cd /usr/bin # let's start in /usr/bin
relative (start here, take one step up, then down through lib and gcc)
cd ../lib/gcc/ pwd
absolute (start at root, take steps)
cd /usr/lib/gcc/ pwd
Now, because it can be a real pain to type out, or remember these long paths, we need to discuss …
Using tab-completion is a must on the command line. A single
touch updates the timestamp on a file, here we use it to create three empty files.
cd # go to your home directory mkdir ~/tmp cd ~/tmp touch one seven september ls o
tab with no enter should complete to ‘one’, then enter
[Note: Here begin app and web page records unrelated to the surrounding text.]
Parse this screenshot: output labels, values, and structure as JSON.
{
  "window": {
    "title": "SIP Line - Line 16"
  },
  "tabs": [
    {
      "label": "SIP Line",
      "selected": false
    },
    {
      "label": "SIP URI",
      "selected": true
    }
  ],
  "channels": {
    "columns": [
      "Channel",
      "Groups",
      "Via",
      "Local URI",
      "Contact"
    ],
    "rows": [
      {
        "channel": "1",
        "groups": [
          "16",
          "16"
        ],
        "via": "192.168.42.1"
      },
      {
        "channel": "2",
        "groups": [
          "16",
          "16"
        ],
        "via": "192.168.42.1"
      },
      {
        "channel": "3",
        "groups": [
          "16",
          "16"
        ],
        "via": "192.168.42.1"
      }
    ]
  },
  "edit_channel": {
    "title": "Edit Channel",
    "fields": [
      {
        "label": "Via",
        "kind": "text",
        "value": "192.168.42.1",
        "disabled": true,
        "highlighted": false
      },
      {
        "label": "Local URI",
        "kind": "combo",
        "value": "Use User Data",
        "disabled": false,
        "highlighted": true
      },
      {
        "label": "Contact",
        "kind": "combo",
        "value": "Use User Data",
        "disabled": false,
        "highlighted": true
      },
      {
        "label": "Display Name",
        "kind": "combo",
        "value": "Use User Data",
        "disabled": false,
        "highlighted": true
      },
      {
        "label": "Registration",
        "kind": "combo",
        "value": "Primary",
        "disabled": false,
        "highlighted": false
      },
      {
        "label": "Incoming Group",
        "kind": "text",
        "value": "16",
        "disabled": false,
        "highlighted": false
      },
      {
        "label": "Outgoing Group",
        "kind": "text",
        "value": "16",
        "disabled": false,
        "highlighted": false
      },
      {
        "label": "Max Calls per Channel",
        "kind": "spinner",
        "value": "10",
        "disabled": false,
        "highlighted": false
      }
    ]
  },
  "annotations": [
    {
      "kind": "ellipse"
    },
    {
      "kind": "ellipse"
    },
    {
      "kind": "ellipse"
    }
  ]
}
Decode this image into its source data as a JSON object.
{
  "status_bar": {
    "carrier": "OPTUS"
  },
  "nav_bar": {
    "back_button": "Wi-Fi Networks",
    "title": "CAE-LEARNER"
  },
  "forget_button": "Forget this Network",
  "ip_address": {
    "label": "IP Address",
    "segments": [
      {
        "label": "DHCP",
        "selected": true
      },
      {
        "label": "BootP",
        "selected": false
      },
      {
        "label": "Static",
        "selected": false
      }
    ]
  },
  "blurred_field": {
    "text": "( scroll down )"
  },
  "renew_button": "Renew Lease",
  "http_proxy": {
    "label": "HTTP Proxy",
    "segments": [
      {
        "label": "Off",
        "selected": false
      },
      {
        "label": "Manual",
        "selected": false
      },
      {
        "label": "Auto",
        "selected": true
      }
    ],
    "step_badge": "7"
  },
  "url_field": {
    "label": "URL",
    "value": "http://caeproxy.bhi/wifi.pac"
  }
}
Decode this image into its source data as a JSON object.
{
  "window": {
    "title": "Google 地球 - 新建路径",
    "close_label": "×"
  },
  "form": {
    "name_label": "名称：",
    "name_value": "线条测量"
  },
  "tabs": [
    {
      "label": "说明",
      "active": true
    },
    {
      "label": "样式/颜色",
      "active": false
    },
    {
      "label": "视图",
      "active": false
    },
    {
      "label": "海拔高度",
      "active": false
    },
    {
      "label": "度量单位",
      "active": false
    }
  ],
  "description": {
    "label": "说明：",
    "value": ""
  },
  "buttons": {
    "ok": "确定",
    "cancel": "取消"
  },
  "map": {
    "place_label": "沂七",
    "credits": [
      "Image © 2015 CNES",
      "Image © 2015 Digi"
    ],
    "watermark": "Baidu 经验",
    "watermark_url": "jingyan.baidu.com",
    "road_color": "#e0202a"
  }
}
tab with no enter completes up to ‘se’ since that’s in common between seven and september. tab again and no enter, this second tab should cause listing of seven and september. type ‘v’ then tab and no enter now it’s unique to seven, and should complete to seven. enter runs ‘ls seven’ command.
It cannot be overstated how useful tab completion is. You should get used to using it constantly. Watch experienced users type and they maniacally hit tab once or twice in between almost every character. You don’t have to go that far, of course, but get used to constantly getting feedback from hitting tab and you will save yourself a huge amount of typing and trying to remember weird directory and filenames.